### Problem
The lines wanted are those in the data below that include "value".

### Input data
-.-.-

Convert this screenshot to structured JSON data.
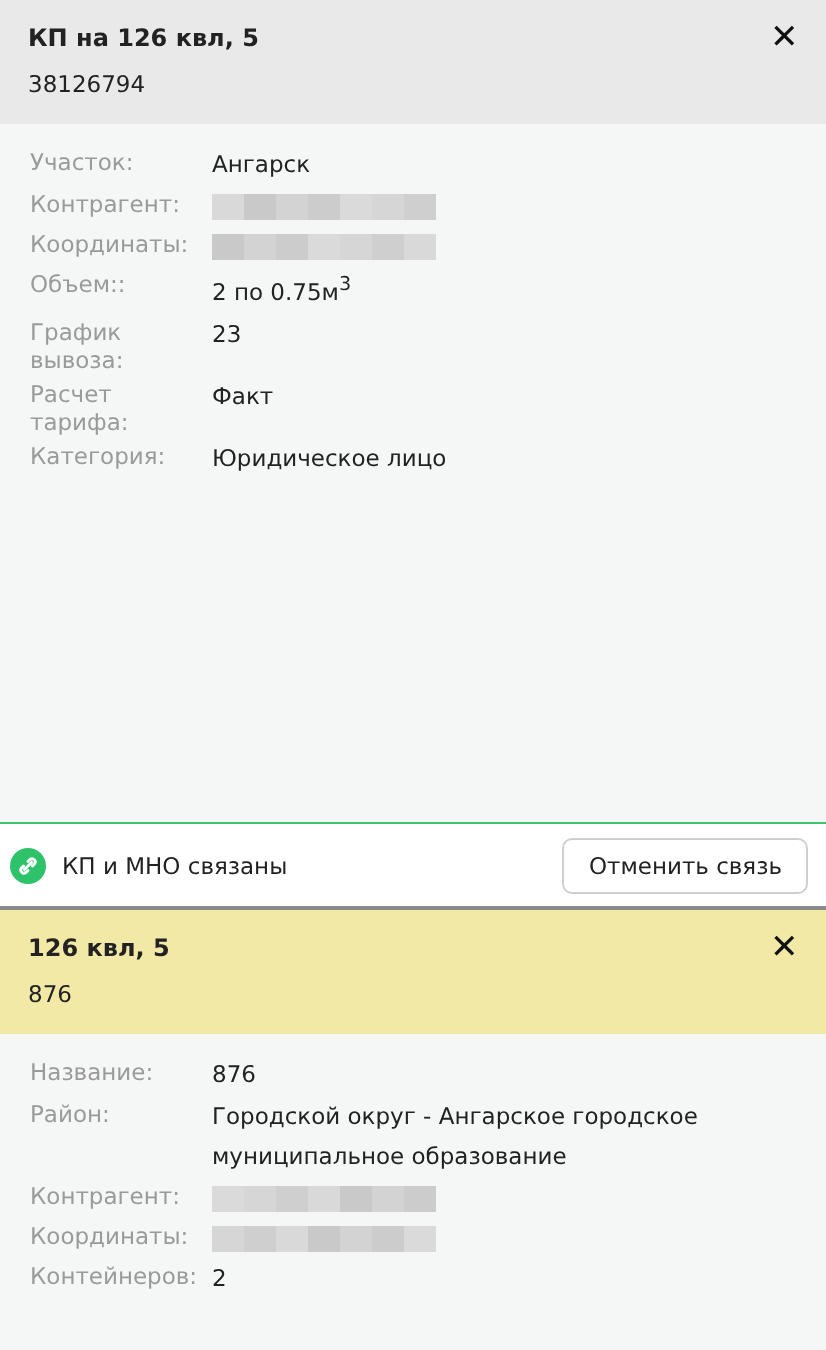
{
  "point": {
    "title": "КП на 126 квл, 5",
    "subtitle": "38126794",
    "close": "✕",
    "fields": [
      {
        "kind": "text",
        "label": "Участок:",
        "value": "Ангарск"
      },
      {
        "kind": "redacted",
        "label": "Контрагент:"
      },
      {
        "kind": "redacted",
        "label": "Координаты:"
      },
      {
        "kind": "text",
        "label": "Объем::",
        "value": "2 по 0.75м$^{3}$"
      },
      {
        "kind": "text",
        "label": "График вывоза:",
        "value": "23"
      },
      {
        "kind": "text",
        "label": "Расчет тарифа:",
        "value": "Факт"
      },
      {
        "kind": "text",
        "label": "Категория:",
        "value": "Юридическое лицо"
      }
    ]
  },
  "link": {
    "status": "КП и МНО связаны",
    "button": "Отменить связь"
  },
  "site": {
    "title": "126 квл, 5",
    "subtitle": "876",
    "close": "✕",
    "fields": [
      {
        "kind": "text",
        "label": "Название:",
        "value": "876"
      },
      {
        "kind": "text",
        "label": "Район:",
        "value": "Городской округ - Ангарское городское муниципальное образование"
      },
      {
        "kind": "redacted",
        "label": "Контрагент:"
      },
      {
        "kind": "redacted",
        "label": "Координаты:"
      },
      {
        "kind": "text",
        "label": "Контейнеров:",
        "value": "2"
      }
    ]
  }
}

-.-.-

### Task solution
        "value": "Ангарск"
        "value": "2 по 0.75м$^{3}$"
        "value": "23"
        "value": "Факт"
        "value": "Юридическое лицо"
        "value": "876"
        "value": "Городской округ - Ангарское городское муниципальное образование"
        "value": "2"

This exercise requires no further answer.